Your best chances are to guess all the remaining questions.
By the end of the test you know how many questions you answered, but you don’t know how many errors you made. The table below tells you what you need in order to get 120 points. Here is how you read the table: The number of problems you solved is in the first column. If you are sure that the number of mistakes is not more than the number in the second column, you can relax as you made at least 120 points. The last column gives the score.
If the number of mistakes you made is one more than in the corresponding row of the table, you should start guessing in order to try to get 120 points. Keep in mind that there is a risk: if you are not sure how many problems you solved already and start guessing, you might ruin your achievement of 120 points.
In the next table I show how many questions you can guess without the risk of going below 120 points. The word “all” means that it is safe to guess all the remaining questions.
|Answered problems||Mistakes||Score||Non-risky guesses|

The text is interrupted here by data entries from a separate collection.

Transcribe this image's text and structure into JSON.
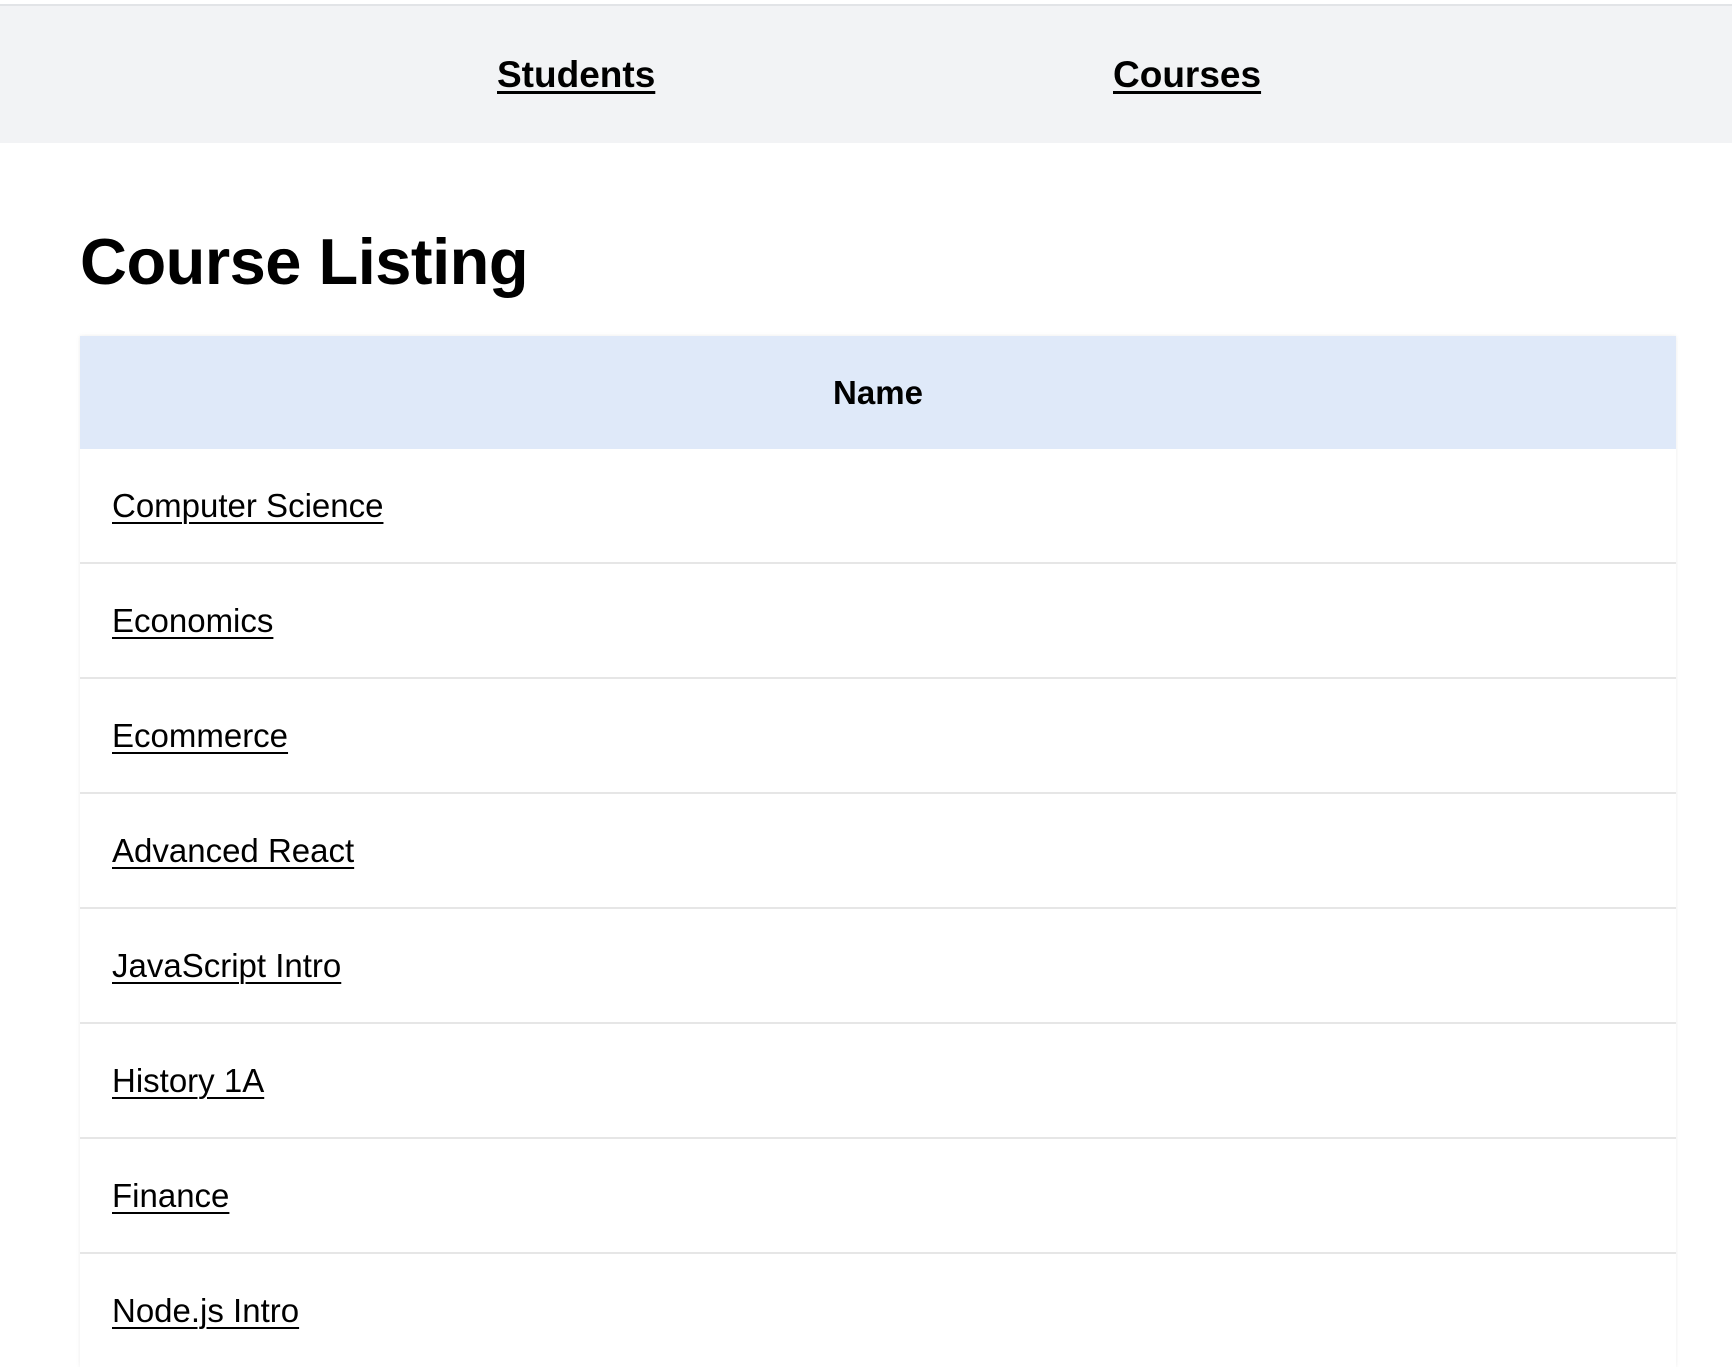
{
  "nav": {
    "students_label": "Students",
    "courses_label": "Courses"
  },
  "main": {
    "title": "Course Listing",
    "table": {
      "columns": [
        "Name"
      ],
      "rows": [
        {
          "name": "Computer Science"
        },
        {
          "name": "Economics"
        },
        {
          "name": "Ecommerce"
        },
        {
          "name": "Advanced React"
        },
        {
          "name": "JavaScript Intro"
        },
        {
          "name": "History 1A"
        },
        {
          "name": "Finance"
        },
        {
          "name": "Node.js Intro"
        }
      ]
    }
  },
  "colors": {
    "nav_background": "#f2f3f5",
    "table_header_background": "#dfe9f9"
  }
}
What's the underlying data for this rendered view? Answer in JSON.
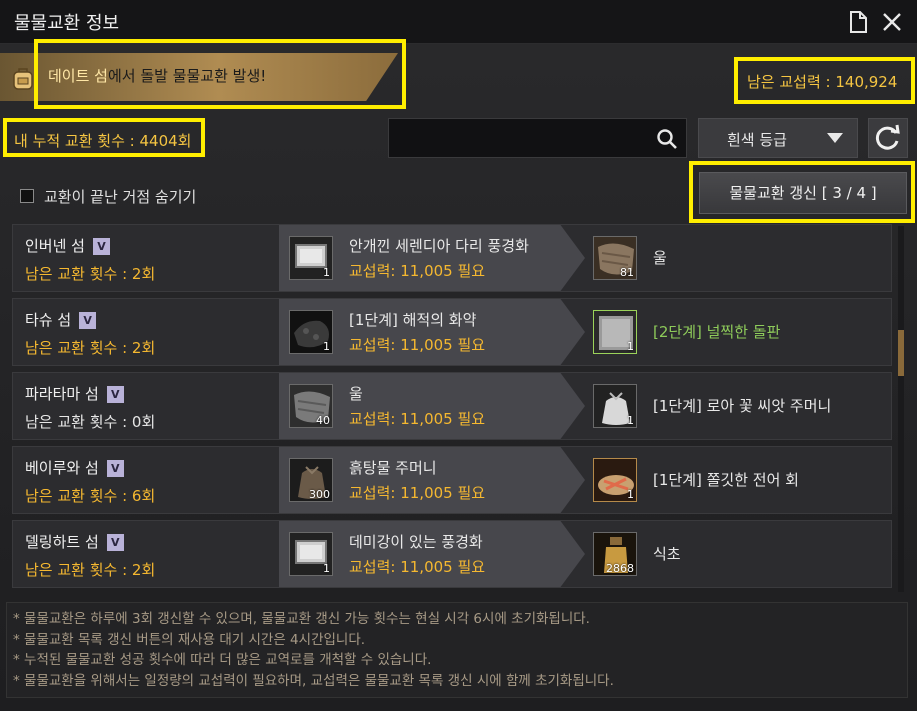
{
  "window": {
    "title": "물물교환 정보"
  },
  "banner": {
    "highlight": "데이트 섬",
    "text": "에서 돌발 물물교환 발생!"
  },
  "power": {
    "label": "남은 교섭력 : 140,924"
  },
  "exchange_count": {
    "label": "내 누적 교환 횟수 : 4404회"
  },
  "search": {
    "value": "",
    "placeholder": ""
  },
  "grade": {
    "selected": "흰색 등급"
  },
  "hide_finished": {
    "label": "교환이 끝난 거점 숨기기",
    "checked": false
  },
  "refresh_button": {
    "label": "물물교환 갱신 [ 3 / 4 ]"
  },
  "trades": [
    {
      "island": "인버넨 섬",
      "badge": "V",
      "remaining": "남은 교환 횟수 : 2회",
      "remaining_color": "gold",
      "give_name": "안개낀 세렌디아 다리 풍경화",
      "give_qty": "1",
      "give_cost": "교섭력: 11,005 필요",
      "receive_name": "울",
      "receive_qty": "81",
      "receive_color": "white"
    },
    {
      "island": "타슈 섬",
      "badge": "V",
      "remaining": "남은 교환 횟수 : 2회",
      "remaining_color": "gold",
      "give_name": "[1단계] 해적의 화약",
      "give_qty": "1",
      "give_cost": "교섭력: 11,005 필요",
      "receive_name": "[2단계] 널찍한 돌판",
      "receive_qty": "1",
      "receive_color": "green"
    },
    {
      "island": "파라타마 섬",
      "badge": "V",
      "remaining": "남은 교환 횟수 : 0회",
      "remaining_color": "white",
      "give_name": "울",
      "give_qty": "40",
      "give_cost": "교섭력: 11,005 필요",
      "receive_name": "[1단계] 로아 꽃 씨앗 주머니",
      "receive_qty": "1",
      "receive_color": "white"
    },
    {
      "island": "베이루와 섬",
      "badge": "V",
      "remaining": "남은 교환 횟수 : 6회",
      "remaining_color": "gold",
      "give_name": "흙탕물 주머니",
      "give_qty": "300",
      "give_cost": "교섭력: 11,005 필요",
      "receive_name": "[1단계] 쫄깃한 전어 회",
      "receive_qty": "1",
      "receive_color": "white"
    },
    {
      "island": "델링하트 섬",
      "badge": "V",
      "remaining": "남은 교환 횟수 : 2회",
      "remaining_color": "gold",
      "give_name": "데미강이 있는 풍경화",
      "give_qty": "1",
      "give_cost": "교섭력: 11,005 필요",
      "receive_name": "식초",
      "receive_qty": "2868",
      "receive_color": "white"
    }
  ],
  "notes": [
    "* 물물교환은 하루에 3회 갱신할 수 있으며, 물물교환 갱신 가능 횟수는 현실 시각 6시에 초기화됩니다.",
    "* 물물교환 목록 갱신 버튼의 재사용 대기 시간은 4시간입니다.",
    "* 누적된 물물교환 성공 횟수에 따라 더 많은 교역로를 개척할 수 있습니다.",
    "* 물물교환을 위해서는 일정량의 교섭력이 필요하며, 교섭력은 물물교환 목록 갱신 시에 함께 초기화됩니다."
  ],
  "colors": {
    "gold": "#f5b830",
    "green": "#8ecb5a",
    "highlight_box": "#ffee00"
  }
}
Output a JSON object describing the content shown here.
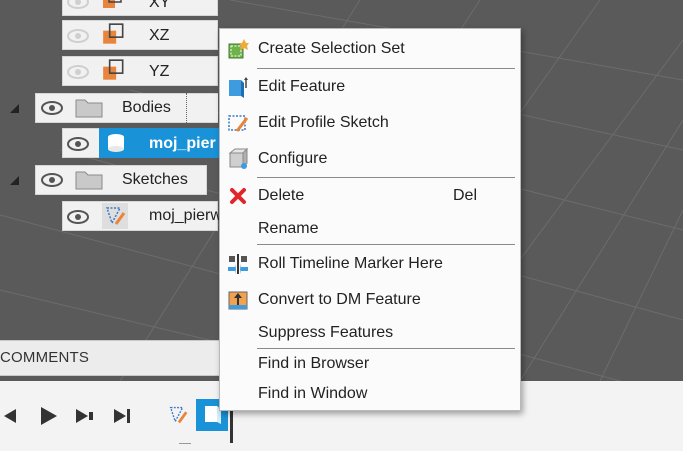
{
  "browser": {
    "planes": [
      {
        "label": "XY"
      },
      {
        "label": "XZ"
      },
      {
        "label": "YZ"
      }
    ],
    "bodies_folder": "Bodies",
    "body_item": "moj_pier",
    "sketches_folder": "Sketches",
    "sketch_item": "moj_pierw"
  },
  "comments": {
    "label": "COMMENTS"
  },
  "context_menu": {
    "items": [
      {
        "label": "Create Selection Set",
        "icon": "selection-set-icon"
      },
      {
        "label": "Edit Feature",
        "icon": "edit-feature-icon"
      },
      {
        "label": "Edit Profile Sketch",
        "icon": "edit-profile-sketch-icon"
      },
      {
        "label": "Configure",
        "icon": "configure-icon"
      },
      {
        "label": "Delete",
        "shortcut": "Del",
        "icon": "delete-icon"
      },
      {
        "label": "Rename"
      },
      {
        "label": "Roll Timeline Marker Here",
        "icon": "roll-timeline-icon"
      },
      {
        "label": "Convert to DM Feature",
        "icon": "convert-dm-icon"
      },
      {
        "label": "Suppress Features"
      },
      {
        "label": "Find in Browser"
      },
      {
        "label": "Find in Window"
      }
    ]
  },
  "colors": {
    "selection_blue": "#1a92d8",
    "delete_red": "#e0262b",
    "viewport_gray": "#5a5a5a"
  }
}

You can see that if your goal is to get 120 points, your dividing line is answering 22 questions. If you solved 22 questions or more, there is no risk in guessing. Namely, if you have already achieved more than 120 points, guessing will not take you below that. But if you made more errors than are in the table, then guessing might be beneficial. Hence, you should always guess in this case — you have nothing to lose.
Now I would like to show you my calculations for a situation in which you are close to 120 points and need to determine the optimum number of questions to guess. The first column is the number of answered questions. The second column is the number of mistakes. The third column is your expected score without guessing. The fourth column is the optimum number of questions you should guess. And the last column lists your chances to get 120 points if you guess the number of questions in the fourth column.
|Answered problems||Mistakes||Score||To guess||Probability|
You can see that almost always if you are behind your goal, you should try to guess all of the remaining questions, with one exception: if you answered 19 questions and one of them is wrong. In this case you should guess exactly two questions — not all that remain.
Keep in mind that all these calculations are very interesting, but don’t necessarily apply directly to AMC 10, because I simplified assumptions about your goals. It may not be directly applicable, but I hope I have expanded your perspective about how you can use math to help you understand how better to succeed at math tests and how to design your strategy.
I plan to teach you how to guess more profitably, and this skill will also advance your perspective.Share: